## REQUIRED ACTION:
Search each line of the data for the word "Intel"; copy every line where it is found.

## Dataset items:
>>>>>
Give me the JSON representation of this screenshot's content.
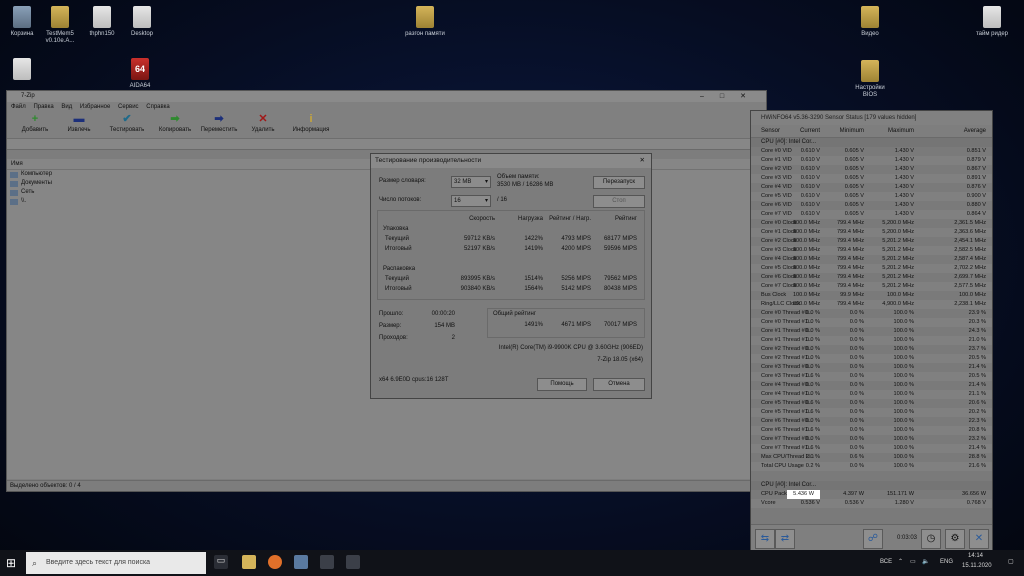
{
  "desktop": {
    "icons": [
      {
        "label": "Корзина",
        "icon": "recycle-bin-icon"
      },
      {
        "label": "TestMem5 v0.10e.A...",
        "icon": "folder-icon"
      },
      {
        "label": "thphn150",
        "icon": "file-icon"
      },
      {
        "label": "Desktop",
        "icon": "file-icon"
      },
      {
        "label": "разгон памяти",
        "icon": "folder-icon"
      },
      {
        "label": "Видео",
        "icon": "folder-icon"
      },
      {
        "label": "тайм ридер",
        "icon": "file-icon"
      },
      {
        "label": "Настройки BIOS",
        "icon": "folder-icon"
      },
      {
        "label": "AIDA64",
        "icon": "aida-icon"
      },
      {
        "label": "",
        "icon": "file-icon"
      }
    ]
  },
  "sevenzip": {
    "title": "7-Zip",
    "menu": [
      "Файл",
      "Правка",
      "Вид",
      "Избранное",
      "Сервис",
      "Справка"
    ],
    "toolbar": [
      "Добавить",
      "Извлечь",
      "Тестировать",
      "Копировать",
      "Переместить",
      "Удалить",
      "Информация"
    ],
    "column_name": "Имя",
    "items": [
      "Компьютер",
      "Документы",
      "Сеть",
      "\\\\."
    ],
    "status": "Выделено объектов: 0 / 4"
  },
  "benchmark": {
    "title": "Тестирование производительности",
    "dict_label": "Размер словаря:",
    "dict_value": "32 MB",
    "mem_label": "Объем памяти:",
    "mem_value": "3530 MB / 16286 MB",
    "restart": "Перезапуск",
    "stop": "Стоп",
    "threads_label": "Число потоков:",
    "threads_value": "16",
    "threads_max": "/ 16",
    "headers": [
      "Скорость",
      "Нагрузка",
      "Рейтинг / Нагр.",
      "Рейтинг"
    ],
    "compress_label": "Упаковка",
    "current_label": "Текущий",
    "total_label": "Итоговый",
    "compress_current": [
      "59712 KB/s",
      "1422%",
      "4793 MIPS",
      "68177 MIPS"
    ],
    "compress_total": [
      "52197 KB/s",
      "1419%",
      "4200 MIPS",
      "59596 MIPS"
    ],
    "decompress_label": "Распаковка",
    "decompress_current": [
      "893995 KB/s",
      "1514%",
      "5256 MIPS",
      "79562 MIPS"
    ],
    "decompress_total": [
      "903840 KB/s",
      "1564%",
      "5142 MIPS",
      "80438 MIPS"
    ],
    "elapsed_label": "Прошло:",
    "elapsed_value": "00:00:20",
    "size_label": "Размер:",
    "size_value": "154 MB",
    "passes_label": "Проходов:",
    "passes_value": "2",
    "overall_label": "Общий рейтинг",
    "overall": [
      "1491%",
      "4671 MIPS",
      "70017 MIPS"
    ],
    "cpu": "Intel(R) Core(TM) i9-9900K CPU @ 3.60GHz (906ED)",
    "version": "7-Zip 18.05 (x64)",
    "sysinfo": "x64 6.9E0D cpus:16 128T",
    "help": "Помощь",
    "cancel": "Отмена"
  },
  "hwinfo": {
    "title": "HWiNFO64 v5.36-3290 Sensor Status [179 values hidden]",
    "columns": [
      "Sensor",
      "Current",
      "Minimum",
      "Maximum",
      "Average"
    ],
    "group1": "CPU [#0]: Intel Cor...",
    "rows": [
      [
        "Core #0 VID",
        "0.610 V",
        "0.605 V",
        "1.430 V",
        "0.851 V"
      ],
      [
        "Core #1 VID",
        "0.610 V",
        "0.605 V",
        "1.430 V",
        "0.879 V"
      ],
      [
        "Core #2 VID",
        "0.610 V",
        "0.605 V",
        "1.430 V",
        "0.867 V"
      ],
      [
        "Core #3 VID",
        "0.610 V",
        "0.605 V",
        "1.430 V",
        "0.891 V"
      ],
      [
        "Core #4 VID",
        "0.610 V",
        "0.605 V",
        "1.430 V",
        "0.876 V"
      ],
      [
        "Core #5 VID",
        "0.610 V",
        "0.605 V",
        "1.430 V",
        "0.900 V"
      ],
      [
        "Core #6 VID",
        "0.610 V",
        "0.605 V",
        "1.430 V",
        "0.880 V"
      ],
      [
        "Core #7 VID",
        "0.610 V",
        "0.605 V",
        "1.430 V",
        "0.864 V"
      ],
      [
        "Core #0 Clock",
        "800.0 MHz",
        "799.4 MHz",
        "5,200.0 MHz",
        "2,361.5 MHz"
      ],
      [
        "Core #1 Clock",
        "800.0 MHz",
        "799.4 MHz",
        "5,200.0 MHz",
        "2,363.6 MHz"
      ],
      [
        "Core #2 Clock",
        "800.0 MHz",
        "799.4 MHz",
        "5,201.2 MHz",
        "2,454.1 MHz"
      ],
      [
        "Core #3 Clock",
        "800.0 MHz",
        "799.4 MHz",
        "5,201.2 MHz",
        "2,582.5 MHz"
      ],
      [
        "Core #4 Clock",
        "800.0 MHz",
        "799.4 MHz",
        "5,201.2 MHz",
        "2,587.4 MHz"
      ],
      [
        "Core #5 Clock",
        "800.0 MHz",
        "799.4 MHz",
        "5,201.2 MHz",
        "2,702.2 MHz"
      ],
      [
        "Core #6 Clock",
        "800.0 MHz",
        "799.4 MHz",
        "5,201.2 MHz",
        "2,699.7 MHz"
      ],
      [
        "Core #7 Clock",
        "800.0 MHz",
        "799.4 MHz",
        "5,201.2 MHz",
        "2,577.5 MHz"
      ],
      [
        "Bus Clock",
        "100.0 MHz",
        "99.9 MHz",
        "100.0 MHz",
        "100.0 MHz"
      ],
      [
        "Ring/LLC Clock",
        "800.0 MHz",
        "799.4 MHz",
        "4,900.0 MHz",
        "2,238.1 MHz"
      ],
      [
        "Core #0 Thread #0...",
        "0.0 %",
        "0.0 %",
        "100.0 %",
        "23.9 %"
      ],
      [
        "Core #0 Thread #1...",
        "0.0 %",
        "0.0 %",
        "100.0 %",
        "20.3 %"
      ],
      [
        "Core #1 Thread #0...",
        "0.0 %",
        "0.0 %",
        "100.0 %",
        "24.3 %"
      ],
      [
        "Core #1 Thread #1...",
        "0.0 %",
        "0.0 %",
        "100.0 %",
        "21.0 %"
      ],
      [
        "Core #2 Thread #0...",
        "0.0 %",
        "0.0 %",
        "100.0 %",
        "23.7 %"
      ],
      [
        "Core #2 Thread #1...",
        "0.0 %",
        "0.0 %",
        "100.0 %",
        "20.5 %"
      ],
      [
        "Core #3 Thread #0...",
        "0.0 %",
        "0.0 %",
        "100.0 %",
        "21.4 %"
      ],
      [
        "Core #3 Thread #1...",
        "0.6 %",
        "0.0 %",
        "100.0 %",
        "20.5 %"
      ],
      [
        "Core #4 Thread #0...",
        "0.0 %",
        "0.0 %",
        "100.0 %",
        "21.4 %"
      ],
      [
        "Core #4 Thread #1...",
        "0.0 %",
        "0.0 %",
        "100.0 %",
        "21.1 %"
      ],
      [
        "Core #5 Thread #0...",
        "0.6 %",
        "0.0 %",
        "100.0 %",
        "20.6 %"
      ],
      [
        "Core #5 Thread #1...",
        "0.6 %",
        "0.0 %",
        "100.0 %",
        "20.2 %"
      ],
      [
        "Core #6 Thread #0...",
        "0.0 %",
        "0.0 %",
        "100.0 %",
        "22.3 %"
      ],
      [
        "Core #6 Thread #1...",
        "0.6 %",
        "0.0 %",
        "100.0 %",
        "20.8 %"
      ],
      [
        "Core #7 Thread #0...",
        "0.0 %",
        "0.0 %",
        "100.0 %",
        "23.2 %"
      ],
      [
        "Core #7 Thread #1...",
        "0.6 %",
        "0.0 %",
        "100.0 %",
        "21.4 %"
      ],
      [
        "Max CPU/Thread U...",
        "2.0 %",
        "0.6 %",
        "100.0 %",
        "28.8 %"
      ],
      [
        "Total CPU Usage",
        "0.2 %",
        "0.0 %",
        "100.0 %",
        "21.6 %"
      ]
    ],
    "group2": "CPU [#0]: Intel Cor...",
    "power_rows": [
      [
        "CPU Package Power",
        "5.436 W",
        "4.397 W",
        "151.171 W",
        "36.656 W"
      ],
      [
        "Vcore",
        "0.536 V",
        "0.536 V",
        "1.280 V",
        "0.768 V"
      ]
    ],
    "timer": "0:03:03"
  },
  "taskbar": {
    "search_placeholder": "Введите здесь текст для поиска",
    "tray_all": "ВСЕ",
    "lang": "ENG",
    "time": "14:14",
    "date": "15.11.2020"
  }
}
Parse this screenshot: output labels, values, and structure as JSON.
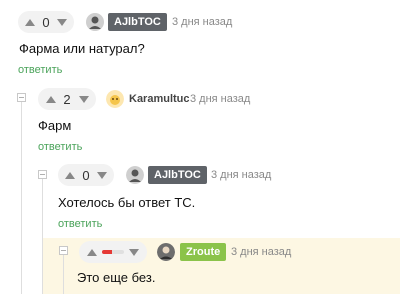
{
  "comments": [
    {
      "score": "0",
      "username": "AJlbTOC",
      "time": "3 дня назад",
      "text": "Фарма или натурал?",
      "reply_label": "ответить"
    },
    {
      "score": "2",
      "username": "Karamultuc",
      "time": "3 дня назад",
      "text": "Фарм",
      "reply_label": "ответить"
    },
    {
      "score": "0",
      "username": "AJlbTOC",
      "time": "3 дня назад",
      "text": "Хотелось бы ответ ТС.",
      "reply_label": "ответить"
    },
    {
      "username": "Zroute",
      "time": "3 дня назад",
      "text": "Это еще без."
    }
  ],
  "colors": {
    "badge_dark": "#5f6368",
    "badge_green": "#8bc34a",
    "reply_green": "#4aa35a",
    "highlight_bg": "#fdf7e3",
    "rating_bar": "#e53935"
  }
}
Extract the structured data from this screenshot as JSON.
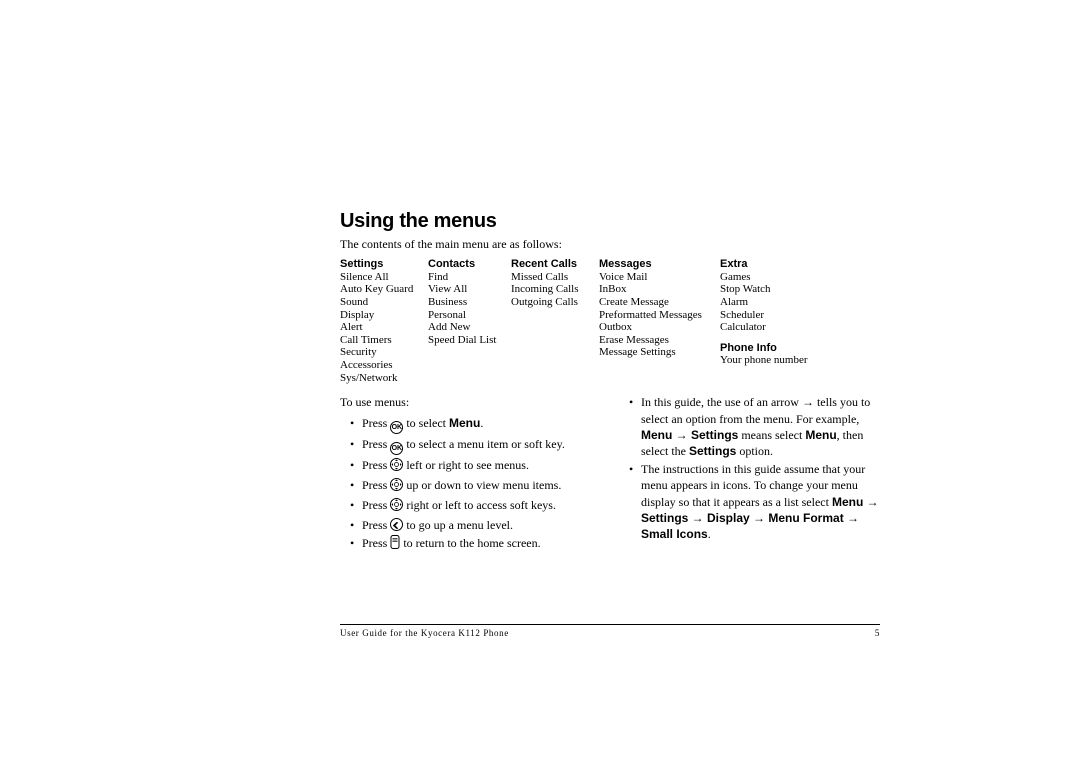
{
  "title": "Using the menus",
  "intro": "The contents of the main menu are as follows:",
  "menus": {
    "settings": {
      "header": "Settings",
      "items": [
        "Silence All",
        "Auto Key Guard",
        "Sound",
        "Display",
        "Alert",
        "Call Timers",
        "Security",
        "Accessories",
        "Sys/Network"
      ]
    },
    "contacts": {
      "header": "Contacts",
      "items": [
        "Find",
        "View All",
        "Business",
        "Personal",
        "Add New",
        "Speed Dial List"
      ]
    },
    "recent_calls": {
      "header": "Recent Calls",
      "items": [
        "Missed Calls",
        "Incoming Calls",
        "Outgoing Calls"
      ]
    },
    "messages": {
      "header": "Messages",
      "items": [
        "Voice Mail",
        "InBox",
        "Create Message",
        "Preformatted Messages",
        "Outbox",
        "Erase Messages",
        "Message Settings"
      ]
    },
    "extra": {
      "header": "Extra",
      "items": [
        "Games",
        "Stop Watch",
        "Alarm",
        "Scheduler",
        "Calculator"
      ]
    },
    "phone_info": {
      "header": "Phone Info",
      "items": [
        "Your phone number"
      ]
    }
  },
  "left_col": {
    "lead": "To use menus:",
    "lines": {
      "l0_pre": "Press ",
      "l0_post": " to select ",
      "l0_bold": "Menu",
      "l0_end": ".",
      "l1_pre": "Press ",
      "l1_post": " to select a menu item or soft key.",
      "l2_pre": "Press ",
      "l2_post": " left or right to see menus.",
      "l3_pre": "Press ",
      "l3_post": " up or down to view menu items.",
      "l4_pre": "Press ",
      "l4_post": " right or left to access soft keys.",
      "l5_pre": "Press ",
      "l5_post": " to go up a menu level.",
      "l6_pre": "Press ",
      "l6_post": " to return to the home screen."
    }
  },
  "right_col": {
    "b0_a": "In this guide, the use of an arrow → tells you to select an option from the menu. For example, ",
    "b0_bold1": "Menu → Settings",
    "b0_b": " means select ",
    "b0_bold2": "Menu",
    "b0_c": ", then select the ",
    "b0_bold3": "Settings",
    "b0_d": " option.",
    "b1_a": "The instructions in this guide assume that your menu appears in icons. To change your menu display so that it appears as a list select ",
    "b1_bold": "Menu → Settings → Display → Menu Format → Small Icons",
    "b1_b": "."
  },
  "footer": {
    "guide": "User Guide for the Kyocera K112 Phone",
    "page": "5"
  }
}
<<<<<
## SOLUTION TO THIS TASK:
    "cpu": "Intel(R) Core(TM) i9-9900K CPU @ 3.60GHz (906ED)",
    "group1": "CPU [#0]: Intel Cor...",
    "group2": "CPU [#0]: Intel Cor...",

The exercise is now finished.